The Norman Transcript

Nation/World

June 16, 2013

Even bigger data seizure

(Continued)

WASHINGTON —

The logistics were about to get daunting, too.

For years, the companies had been handling requests from the FBI. Now Congress had given the NSA the authority to take information without warrants. Though the companies didn’t know it, the passage of the Protect America Act gave birth to a top-secret NSA program, officially called US-98XN.

It was known as Prism. Though many details are still unknown, it worked like this:

Every year, the attorney general and the director of national intelligence spell out in a classified document how the government plans to gather intelligence on foreigners overseas.

By law, the certification can be broad. The government isn’t required to identify specific targets or places.

A federal judge, in a secret order, approves the plan.

With that, the government can issue “directives” to Internet companies to turn over information.

While the court provides the government with broad authority to seize records, the directives themselves typically are specific, said one former associate general counsel at a major Internet company. They identify a specific target or groups of targets. Other company officials recall similar experiences.

All adamantly denied turning over the kind of broad swaths of data that many people believed when the Prism documents were first released.

“We only ever comply with orders for requests about specific accounts or identifiers,” Microsoft said in a statement.

Facebook said it received between 9,000 and 10,000 requests for data from all government agencies in the second half of last year. The social media company said fewer than 19,000 users were targeted.

How many of those were related to national security is unclear, and likely classified. The numbers suggest each request typically related to one or two people, not a vast range of users.

Tech company officials were unaware there was a program named Prism. Even former law enforcement and counterterrorism officials who were on the job when the program went live and were aware of its capabilities said this past week that they didn’t know what it was called.

Text Only | Photo Reprints
Nation/World
  • U.S.: Russia firing across border

    KIEV, Ukraine — Russia is launching artillery attacks from its soil on Ukrainian troops and preparing to move heavier weaponry across the border, the U.S. and Ukraine charged Friday in what appeared to be an ominous escalation of the ...

    July 26, 2014

  • Small holes cause big jitters

    SEOUL, South Korea — For the developers of the world’s sixth tallest building near Seoul, a mysteriously shrinking lake and the appearance of small sinkholes in residential neighborhoods couldn’t have come at a more inopportune time. ...

    July 26, 2014

  • Secret photo victims must describe trauma for case

    BALTIMORE — Thousands of women whose genitals might have been photographed during gynecological exams can share a $190 million settlement from Johns Hopkins Health System.
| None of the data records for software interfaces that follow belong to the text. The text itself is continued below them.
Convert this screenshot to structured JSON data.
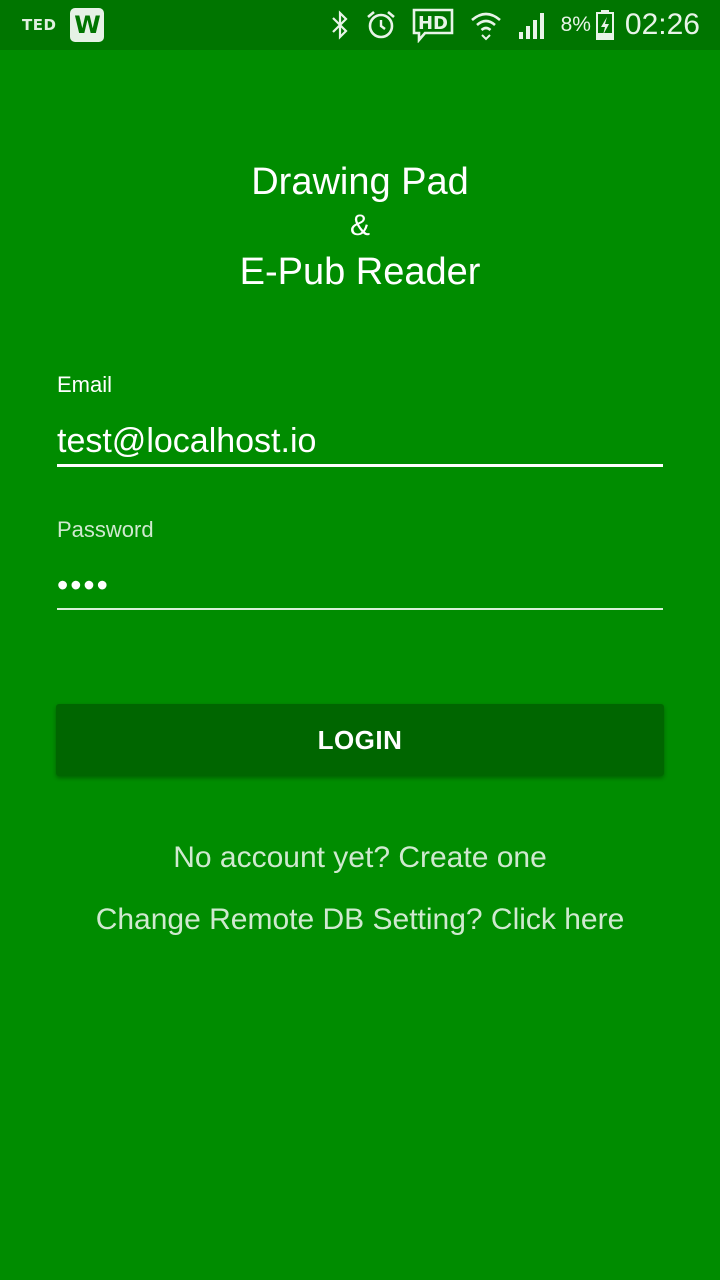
{
  "status_bar": {
    "left_app_label": "TED",
    "left_app2_label": "W",
    "icons": [
      "bluetooth-icon",
      "alarm-icon",
      "hd-voice-icon",
      "wifi-icon",
      "signal-icon",
      "battery-charging-icon"
    ],
    "battery_percent": "8%",
    "time": "02:26"
  },
  "app": {
    "title_line1": "Drawing Pad",
    "title_line2": "&",
    "title_line3": "E-Pub Reader"
  },
  "form": {
    "email_label": "Email",
    "email_value": "test@localhost.io",
    "password_label": "Password",
    "password_value": "••••",
    "login_label": "LOGIN"
  },
  "links": {
    "create_account": "No account yet? Create one",
    "remote_db": "Change Remote DB Setting? Click here"
  },
  "colors": {
    "background": "#008c00",
    "status_bar": "#007500",
    "button": "#006600",
    "link_text": "#cfe9cf"
  }
}
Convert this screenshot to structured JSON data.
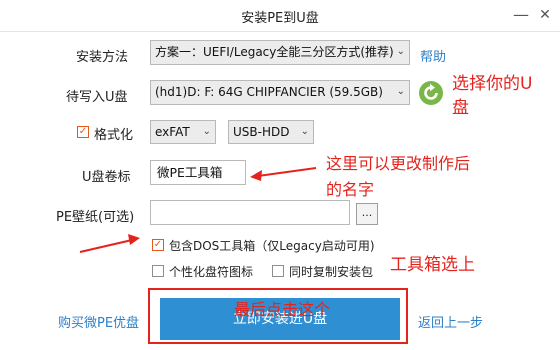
{
  "window": {
    "title": "安装PE到U盘",
    "min_icon": "minimize-icon",
    "close_icon": "close-icon"
  },
  "method": {
    "label": "安装方法",
    "value": "方案一：UEFI/Legacy全能三分区方式(推荐)",
    "help_link": "帮助"
  },
  "target": {
    "label": "待写入U盘",
    "value": "(hd1)D: F: 64G CHIPFANCIER (59.5GB)",
    "refresh_icon": "refresh-icon"
  },
  "format": {
    "label": "格式化",
    "checked": true,
    "fs_value": "exFAT",
    "mode_value": "USB-HDD"
  },
  "volume": {
    "label": "U盘卷标",
    "value": "微PE工具箱"
  },
  "wallpaper": {
    "label": "PE壁纸(可选)",
    "value": "",
    "browse_label": "..."
  },
  "options": {
    "dos_tools": {
      "label": "包含DOS工具箱（仅Legacy启动可用)",
      "checked": true
    },
    "personalize": {
      "label": "个性化盘符图标",
      "checked": false
    },
    "copy_pkg": {
      "label": "同时复制安装包",
      "checked": false
    }
  },
  "footer": {
    "buy_link": "购买微PE优盘",
    "install_button": "立即安装进U盘",
    "back_link": "返回上一步"
  },
  "annotations": {
    "select_disk": "选择你的U\n盘",
    "rename_line1": "这里可以更改制作后",
    "rename_line2": "的名字",
    "toolbox": "工具箱选上",
    "click_last": "最后点击这个"
  },
  "colors": {
    "accent": "#2f8fd3",
    "annotation": "#e5231d",
    "check": "#e25a1c"
  }
}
But they’ll have to describe their trauma before seeing any money. ...

    July 26, 2014

  • Worries about U.S. consumers drag stocks lower

    NEW YORK — Investors got some bad news about the American shopper on Friday, driving down stocks and sending the Dow Jones industrial average to a loss for the week. Two major U.S. companies — the retail giant Amazon and the credit card ...
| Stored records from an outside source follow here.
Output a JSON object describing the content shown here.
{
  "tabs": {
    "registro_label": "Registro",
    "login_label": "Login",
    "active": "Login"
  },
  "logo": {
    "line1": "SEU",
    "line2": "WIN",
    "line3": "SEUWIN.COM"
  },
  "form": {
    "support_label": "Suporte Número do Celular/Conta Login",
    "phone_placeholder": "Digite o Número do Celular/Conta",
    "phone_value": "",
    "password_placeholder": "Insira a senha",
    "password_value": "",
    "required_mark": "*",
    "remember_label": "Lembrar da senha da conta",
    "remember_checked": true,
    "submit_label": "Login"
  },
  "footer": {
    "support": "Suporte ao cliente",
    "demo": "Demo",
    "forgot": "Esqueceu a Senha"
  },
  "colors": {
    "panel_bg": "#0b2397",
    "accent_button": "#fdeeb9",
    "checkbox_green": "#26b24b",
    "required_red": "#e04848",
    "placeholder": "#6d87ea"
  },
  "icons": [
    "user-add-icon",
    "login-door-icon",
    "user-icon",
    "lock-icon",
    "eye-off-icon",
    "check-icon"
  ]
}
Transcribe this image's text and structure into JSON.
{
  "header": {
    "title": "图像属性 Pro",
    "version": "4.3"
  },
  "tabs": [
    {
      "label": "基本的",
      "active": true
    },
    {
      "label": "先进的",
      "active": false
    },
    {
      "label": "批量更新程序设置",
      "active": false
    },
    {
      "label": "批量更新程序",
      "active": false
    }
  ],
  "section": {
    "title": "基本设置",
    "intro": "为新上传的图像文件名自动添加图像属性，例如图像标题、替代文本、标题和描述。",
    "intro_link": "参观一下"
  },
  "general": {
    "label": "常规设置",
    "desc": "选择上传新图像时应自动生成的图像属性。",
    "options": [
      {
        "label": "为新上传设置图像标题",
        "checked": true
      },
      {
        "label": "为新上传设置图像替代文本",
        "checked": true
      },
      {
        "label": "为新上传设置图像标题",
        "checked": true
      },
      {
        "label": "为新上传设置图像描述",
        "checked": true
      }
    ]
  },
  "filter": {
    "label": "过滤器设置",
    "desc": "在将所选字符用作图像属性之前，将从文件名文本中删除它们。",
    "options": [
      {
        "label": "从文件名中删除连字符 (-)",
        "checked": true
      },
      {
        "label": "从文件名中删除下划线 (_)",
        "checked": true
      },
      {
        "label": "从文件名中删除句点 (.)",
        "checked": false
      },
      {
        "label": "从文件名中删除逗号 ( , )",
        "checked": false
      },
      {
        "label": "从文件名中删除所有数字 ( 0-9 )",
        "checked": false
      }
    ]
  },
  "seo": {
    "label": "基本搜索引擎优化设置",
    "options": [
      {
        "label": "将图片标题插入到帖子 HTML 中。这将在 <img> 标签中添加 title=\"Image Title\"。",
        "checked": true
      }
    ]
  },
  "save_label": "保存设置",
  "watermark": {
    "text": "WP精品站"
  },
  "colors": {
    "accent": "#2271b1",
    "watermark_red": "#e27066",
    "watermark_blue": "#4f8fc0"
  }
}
    July 26, 2014

  • Air Algerie jet crashes with 116 on board

    OUAGADOUGO, Burkina Faso — An Air Algerie jetliner carrying 116 people crashed Thursday in a rainstorm over restive Mali, and its wreckage was found near the border of neighboring Burkina Faso — the third major international aviation ...

    July 25, 2014
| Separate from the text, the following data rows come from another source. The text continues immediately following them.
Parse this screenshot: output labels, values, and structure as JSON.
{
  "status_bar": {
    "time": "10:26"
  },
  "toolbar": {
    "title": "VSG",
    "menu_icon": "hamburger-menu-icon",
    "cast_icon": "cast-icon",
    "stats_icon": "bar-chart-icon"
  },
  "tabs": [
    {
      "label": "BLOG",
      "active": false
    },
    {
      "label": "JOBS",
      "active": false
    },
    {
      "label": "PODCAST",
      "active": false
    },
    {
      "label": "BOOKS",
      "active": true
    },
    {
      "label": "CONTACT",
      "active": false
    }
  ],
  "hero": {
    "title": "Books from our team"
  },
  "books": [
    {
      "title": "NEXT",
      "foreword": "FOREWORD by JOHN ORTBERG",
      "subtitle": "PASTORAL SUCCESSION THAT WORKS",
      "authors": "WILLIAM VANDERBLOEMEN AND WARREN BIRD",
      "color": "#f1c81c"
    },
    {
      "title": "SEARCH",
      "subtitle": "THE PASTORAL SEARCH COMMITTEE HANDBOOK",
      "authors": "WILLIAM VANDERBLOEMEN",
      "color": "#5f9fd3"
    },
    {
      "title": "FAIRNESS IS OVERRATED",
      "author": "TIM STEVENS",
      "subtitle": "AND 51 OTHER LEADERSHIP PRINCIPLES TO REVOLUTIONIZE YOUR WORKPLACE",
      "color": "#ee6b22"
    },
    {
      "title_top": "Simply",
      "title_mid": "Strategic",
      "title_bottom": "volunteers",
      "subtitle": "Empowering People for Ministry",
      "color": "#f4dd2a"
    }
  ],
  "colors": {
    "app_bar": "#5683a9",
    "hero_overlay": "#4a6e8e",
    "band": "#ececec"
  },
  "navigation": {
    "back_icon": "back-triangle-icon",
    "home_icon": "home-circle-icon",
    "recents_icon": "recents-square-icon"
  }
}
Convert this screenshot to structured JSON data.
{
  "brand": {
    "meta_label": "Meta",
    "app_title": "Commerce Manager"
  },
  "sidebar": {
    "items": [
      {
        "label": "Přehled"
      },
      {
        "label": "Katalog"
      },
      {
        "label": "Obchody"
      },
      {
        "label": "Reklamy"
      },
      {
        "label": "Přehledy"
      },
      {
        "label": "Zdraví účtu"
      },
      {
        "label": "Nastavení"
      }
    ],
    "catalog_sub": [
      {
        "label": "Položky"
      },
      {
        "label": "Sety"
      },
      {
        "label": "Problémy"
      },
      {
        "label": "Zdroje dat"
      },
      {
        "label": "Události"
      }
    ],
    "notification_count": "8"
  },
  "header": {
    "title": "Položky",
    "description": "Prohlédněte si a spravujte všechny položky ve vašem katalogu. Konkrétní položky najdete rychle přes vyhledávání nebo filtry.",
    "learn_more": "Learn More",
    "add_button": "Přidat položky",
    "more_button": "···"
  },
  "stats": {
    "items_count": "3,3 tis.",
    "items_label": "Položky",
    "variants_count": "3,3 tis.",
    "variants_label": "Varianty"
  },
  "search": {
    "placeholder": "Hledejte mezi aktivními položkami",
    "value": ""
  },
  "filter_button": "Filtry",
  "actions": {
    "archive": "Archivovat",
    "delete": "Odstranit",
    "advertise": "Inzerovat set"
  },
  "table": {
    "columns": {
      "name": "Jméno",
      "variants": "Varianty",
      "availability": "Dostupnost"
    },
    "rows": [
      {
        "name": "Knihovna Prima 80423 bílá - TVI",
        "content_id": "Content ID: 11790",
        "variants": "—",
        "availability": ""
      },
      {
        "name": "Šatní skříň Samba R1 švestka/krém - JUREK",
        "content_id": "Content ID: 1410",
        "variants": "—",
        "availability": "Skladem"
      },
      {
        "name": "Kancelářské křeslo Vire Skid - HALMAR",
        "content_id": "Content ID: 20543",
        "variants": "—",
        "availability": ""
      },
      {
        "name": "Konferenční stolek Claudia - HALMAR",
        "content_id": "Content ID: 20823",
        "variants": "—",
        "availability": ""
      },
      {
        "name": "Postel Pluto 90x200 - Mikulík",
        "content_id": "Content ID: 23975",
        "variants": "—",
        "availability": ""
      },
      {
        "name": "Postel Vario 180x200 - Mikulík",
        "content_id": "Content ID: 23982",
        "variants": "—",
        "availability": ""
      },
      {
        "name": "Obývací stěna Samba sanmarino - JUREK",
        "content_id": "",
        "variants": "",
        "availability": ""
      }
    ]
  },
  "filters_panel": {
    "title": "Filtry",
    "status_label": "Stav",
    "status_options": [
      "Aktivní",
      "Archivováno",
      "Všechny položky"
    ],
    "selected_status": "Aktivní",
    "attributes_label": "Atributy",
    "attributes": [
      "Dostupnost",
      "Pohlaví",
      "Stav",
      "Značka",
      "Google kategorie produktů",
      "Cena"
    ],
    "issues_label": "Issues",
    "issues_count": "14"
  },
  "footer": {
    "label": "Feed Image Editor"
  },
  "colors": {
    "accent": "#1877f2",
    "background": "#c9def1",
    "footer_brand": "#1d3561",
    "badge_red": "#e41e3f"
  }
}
  • Very bad week: Airline disasters come in a cluster

    WASHINGTON — Nearly 300 passengers perish when their plane is shot out of the sky. Airlines suspend flights to Israel’s largest airport after rocket attacks. Two airliners crash during storms. Aviation has suffered one of its worst weeks ...

    July 25, 2014

  • Hong Kong firms on edge as democracy rally blockade looms

    HONG KONG — As activists vow to shut down Hong Kong’s financial district in protest at China’s attempt to hobble democratic elections in the city, businessman Bernard Chan is preparing for the worst. Chan’s investment company has added ...

    July 25, 2014

  • Planes with Ukraine bodies arrive in the Netherlands

    KHARKIV, Ukraine — Two more military aircraft carrying remains of victims from the Malaysian plane disaster arrived in the Netherlands on Thursday, while Australian and Dutch diplomats joined to promote a plan for a U.N. team to secure the ...

    July 25, 2014

  • Iraq elects new president as attacks kill dozens

    BAGHDAD — Iraqi lawmakers elected a veteran Kurdish politician on Thursday to replace long-serving Jalal Talabani as the country’s new president in the latest step toward forming a new government. But a series of attacks killed dozens of ...

    July 25, 2014

  • Doctor fired back at gunman

    DARBY, Pa. — A doctor grazed by gunfire from a patient who had entered his office in a suburban hospital’s psychiatric unit stopped him by returning fire with his own gun and injuring him, authorities said....

    July 25, 2014